Scottish National Dictionary (1700–)

Hide Quotations Hide Etymology Cite this entry

INHAUD, n., v. Also inhad(d), inhaad. [′ɪnhd, -hɑd]

I. n. A bare sufficiency, just enough to sustain life, esp. in phr. inhad o life (Sh. 1958). Sh. 1914  Angus Gl.:
“Got ye enoch a meat yonder?” “We just got a inhad a life, an dat was aa.”
Sh. 1952  J. Hunter Taen wi da Trow 126:
An on da loom just cudna mak Inhadd o life ava.

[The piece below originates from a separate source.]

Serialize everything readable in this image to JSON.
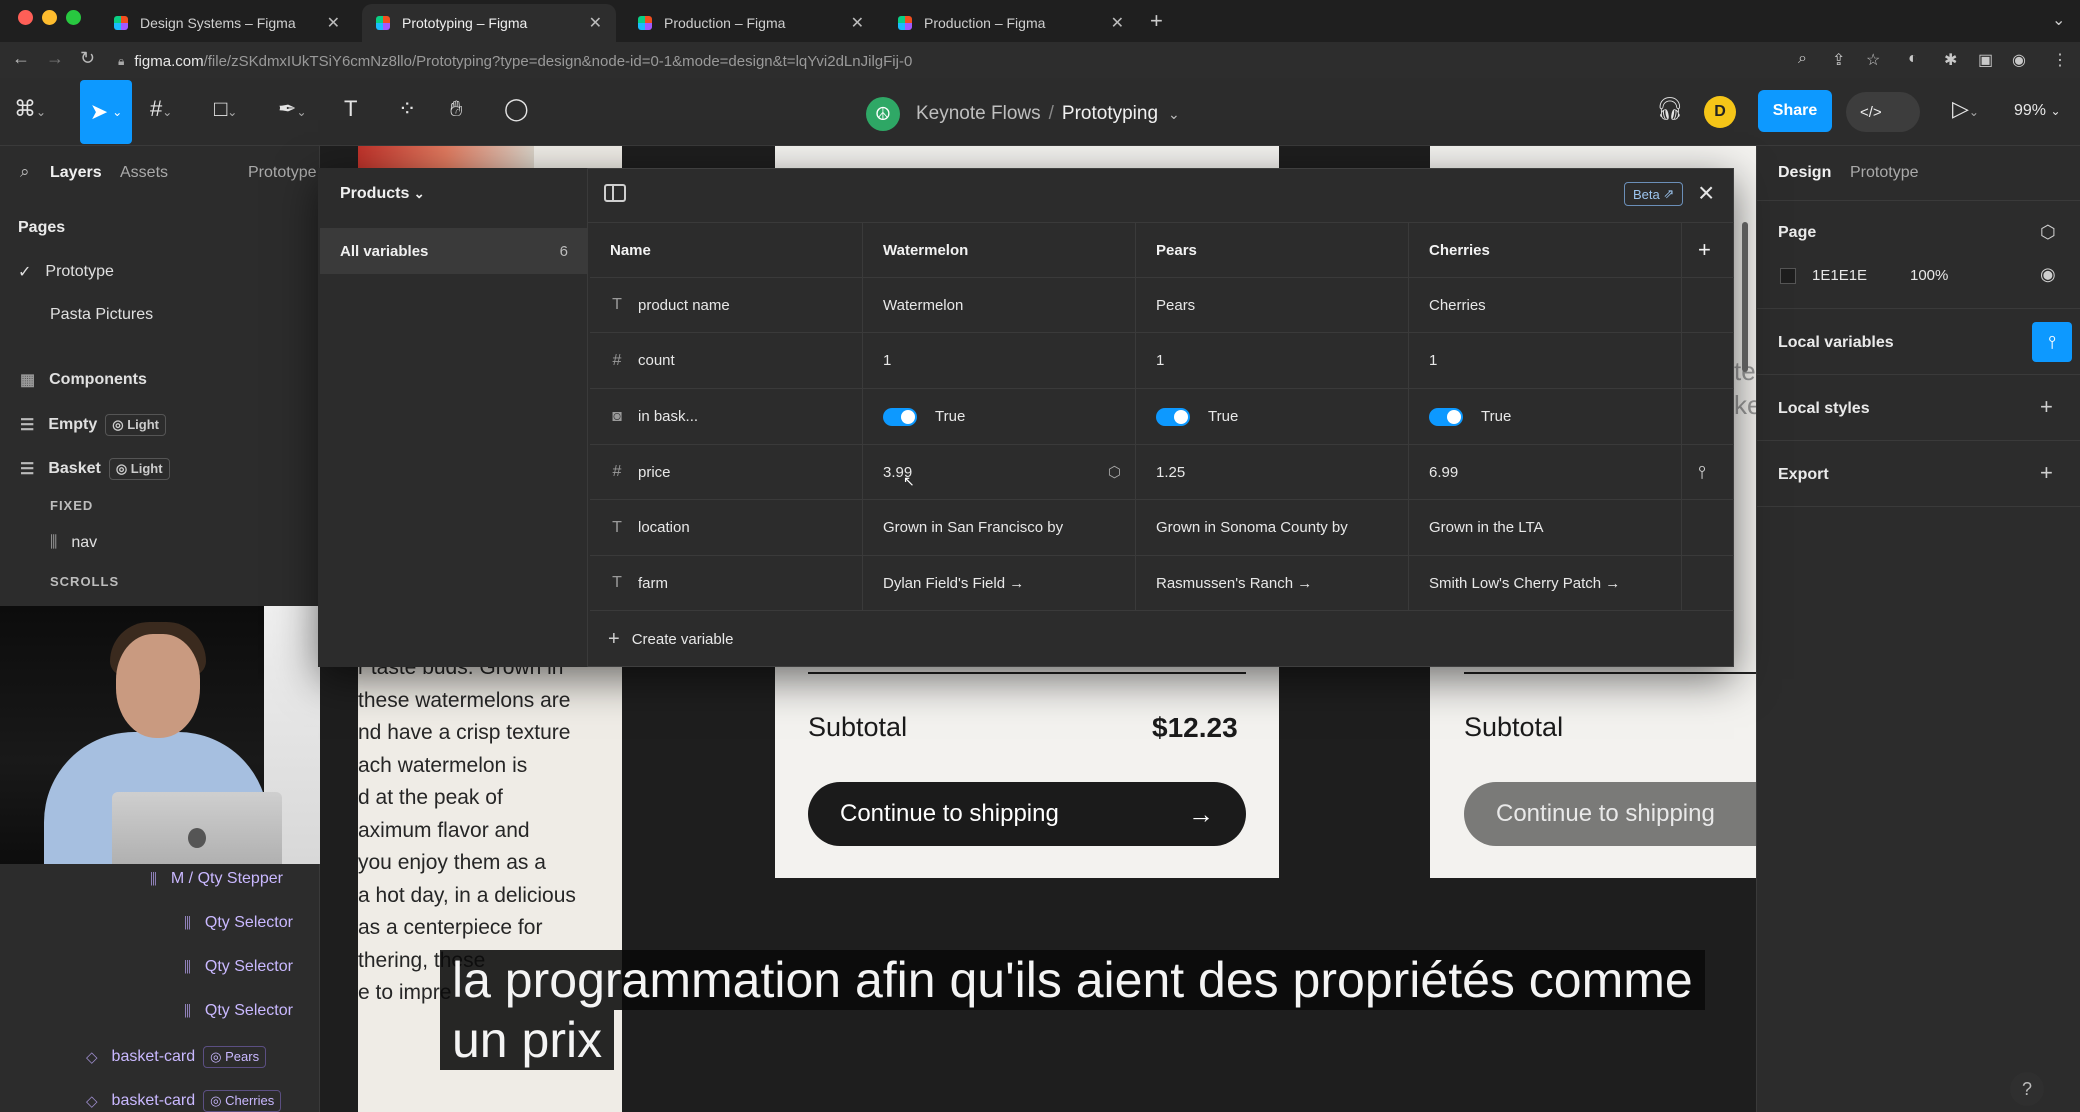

II. v. To hold in, only in inhaudin, 1. vbl.n. frugality, parsimony (n.Sc. 1808 Jam.; Abd. 1958). Cf. Haud, B. 7. (3); 2. ppl.adj. (1) in a pass. sense, of fuel: requiring constant replenishment; (2) frugal, parsimonious, stingy (Bnff. 1866 Gregor D. Bnff. 88; Abd. 1958); (3) currying favour, toadying, obsequious (Bnff. 1866 Gregor D. Bnff. 88; Cai., ne.Sc., Ags., Fif. 1958). Cf. phr. to haud in wi, s.v. Haud, B. 9. 2. (1) n.Sc. 1808  Jam.:
That kind of fuel is called inhaddin eldin, which must be constantly held in to the fire, because so quickly consumed; as furze, thorns, etc.
(2) Per. 1774  MS. per
3:
For some say he's a niggart chiel', An' as inhaddin as the de'il.
Sc. 1897  L. Keith Bonnie Lady iii.:
My lady, as we say, is an ill-set body, and inhadden too, in the matter of hospitality.
(3) Abd. 1824  G. Smith Douglas 104:
O! curse, I cried, on this in-hadin' way.
Abd. 1871  W. Alexander Johnny Gibb xxxv.:
Though an inhaudin', unedicat taupie chiel in a kwintra chop sud be garrin' 'er troo that he's wantin 'er.
Bnff. 1937  E. S. Rae Light in the Window 14:
She's a sleekit, snichlin', inhaudin' snite.

Hence inhauder, one who curries favour, a toady (ne.Sc. 1958).

[In, adv. + Haud. O.Sc. inhald, to hold in, 1478.]

You may wish to vary the format shown below depending on the citation style used.

"Inhaud n., v.". Dictionary of the Scots Language. 2004. Scottish Language Dictionaries Ltd. Accessed 13 Dec 2017 <http://www.dsl.ac.uk/entry/snd/inhaud>

13445

snd

Try an Advanced Search

Browse SND:

Browse Up
    Loading...
Browse Down

Share: